South African Airline (SAA) announced on Monday that it would resume flights to six destinations on the African continent from Tuesday.
SAA was hit by strikes on Friday, with more than 3,000 of its 5,000-strong workforce walking off the job. Employees, organised by the National Union of Mineworkers of SA (Numsa) and the SA Cabin Crew Association (Sacca) are demanding an 8% salary increase, against an offer of 5.9% deferred to April 2020 by the company.
The airline is in a dire financial state and is unable to cover costs from the revenue it generates. A R5.5bn bailout from government in October plus an undertaking to repay its debt is not sufficient to keep SAA flying without further government assistance.
On Friday, the airline cancelled all flights but on Monday resumed international flights. It will now also resume flying to Accra, Lagos, Lusaka, Maputo, Windhoek and Harare, the airline said. Domestic flights remain cancelled with some passengers being accommodated on Mango and other airlines.
Not all employees at the airline are on strike with the National Transport Movement (NTM) on the brink of securing an agreement on wages with the company. NTM president Mashudu Raphetha said on Monday that members did not want to strike and believed that an agreement with management was close to being reached.

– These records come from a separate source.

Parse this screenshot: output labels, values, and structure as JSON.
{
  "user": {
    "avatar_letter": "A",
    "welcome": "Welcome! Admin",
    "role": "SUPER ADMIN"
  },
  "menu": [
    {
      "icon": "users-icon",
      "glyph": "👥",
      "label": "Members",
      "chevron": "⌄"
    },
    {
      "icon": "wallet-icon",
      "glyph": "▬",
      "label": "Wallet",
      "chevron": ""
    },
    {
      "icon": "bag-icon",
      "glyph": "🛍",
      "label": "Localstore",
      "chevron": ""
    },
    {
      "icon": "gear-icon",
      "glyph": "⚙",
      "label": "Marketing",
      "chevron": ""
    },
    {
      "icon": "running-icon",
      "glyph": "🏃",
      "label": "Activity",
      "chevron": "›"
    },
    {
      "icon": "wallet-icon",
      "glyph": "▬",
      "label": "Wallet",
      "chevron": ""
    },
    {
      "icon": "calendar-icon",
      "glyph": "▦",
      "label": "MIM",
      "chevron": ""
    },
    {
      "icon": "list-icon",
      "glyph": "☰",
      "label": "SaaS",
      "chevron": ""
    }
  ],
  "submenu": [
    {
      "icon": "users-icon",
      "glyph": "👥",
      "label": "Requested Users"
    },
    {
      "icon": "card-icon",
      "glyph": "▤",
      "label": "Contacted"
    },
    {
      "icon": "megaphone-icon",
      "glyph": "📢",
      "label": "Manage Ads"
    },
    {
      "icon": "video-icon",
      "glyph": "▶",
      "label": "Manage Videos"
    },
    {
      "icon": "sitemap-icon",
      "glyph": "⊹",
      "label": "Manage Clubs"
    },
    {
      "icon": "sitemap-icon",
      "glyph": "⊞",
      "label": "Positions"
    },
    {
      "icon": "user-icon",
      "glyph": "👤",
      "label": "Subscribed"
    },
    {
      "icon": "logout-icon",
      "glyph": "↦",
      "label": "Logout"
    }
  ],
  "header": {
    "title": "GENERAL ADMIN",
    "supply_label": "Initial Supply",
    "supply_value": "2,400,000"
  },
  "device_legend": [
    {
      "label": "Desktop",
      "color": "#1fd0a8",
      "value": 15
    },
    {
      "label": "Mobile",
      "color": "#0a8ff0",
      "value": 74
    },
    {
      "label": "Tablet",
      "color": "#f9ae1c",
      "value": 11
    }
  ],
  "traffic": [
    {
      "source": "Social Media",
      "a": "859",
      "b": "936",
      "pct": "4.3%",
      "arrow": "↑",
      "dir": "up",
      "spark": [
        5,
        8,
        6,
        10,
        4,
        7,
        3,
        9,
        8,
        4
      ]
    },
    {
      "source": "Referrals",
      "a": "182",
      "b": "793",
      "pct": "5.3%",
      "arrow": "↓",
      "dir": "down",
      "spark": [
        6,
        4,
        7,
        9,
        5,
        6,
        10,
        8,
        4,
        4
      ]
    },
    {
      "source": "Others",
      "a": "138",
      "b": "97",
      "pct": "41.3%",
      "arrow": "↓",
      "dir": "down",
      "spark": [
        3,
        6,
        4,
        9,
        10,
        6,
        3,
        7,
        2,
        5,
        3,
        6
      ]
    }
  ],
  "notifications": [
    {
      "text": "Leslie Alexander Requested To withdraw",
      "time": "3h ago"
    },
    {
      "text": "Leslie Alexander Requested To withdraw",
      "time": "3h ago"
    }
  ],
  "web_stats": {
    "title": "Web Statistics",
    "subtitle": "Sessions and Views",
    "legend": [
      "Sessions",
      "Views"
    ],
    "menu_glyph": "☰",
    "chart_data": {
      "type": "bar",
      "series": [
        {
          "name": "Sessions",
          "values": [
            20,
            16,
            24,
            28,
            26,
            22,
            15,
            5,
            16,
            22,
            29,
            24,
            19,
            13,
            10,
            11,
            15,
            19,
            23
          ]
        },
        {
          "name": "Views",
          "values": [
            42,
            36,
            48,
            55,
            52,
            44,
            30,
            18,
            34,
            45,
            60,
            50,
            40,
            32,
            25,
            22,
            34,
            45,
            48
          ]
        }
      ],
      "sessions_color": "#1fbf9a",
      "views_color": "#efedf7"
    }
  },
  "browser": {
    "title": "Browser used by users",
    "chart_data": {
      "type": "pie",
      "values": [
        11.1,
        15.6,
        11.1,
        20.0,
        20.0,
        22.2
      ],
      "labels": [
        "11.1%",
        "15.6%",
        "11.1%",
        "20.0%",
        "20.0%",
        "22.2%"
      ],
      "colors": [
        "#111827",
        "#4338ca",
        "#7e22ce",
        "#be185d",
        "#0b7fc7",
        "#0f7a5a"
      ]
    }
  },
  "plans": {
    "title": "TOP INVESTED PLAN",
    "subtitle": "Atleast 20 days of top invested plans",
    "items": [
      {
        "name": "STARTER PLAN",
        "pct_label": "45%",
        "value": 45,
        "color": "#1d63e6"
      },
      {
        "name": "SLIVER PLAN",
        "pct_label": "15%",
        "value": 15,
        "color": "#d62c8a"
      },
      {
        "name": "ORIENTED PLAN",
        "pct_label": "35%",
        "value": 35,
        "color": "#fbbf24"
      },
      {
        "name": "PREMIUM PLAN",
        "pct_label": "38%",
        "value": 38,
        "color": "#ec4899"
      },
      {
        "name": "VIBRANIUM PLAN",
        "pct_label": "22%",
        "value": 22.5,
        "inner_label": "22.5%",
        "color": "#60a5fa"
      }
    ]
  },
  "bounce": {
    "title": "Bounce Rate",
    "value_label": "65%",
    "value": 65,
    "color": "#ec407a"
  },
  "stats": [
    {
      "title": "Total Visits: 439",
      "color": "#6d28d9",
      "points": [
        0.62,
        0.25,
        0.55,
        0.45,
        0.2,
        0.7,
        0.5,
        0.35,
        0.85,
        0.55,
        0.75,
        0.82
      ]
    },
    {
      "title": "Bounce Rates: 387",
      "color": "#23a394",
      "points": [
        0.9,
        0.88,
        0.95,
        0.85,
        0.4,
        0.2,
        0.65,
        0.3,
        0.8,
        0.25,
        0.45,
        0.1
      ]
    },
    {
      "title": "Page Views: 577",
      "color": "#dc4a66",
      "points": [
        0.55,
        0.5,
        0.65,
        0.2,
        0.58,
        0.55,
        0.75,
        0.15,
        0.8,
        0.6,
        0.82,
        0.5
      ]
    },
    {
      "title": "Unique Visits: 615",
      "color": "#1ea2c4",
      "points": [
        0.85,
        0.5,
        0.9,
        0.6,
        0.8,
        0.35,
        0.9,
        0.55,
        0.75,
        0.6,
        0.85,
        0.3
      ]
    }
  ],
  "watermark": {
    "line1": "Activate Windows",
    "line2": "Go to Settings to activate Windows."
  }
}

“We are pleased that SAA is now able to increase services and to offer our customers more flights on the African continent and that all our International flights are back on schedule.
“It is also important to assure SAA’s customers that our operations are safe and that the airline will never compromise on this core responsibility,” SAA’s chief commercial officer, Philip Saunders, said.
On Sunday, Numsa claimed in a statement that SAA was compromising on safety by making use of crew that were not fully qualified. SAA Acting CEO Zuks Ramasia on Sunday gave Numsa an ultimatum to withdraw its claim or face legal action.
Numsa has called on companies in the aviation industry to join a secondary strike to support SAA employees. But this is some way off, if it takes off at all, as a secondary strike must first be declared as compliant with the law by the CCMA or labour court. Employees must then give seven days notice before embarking on a secondary strike.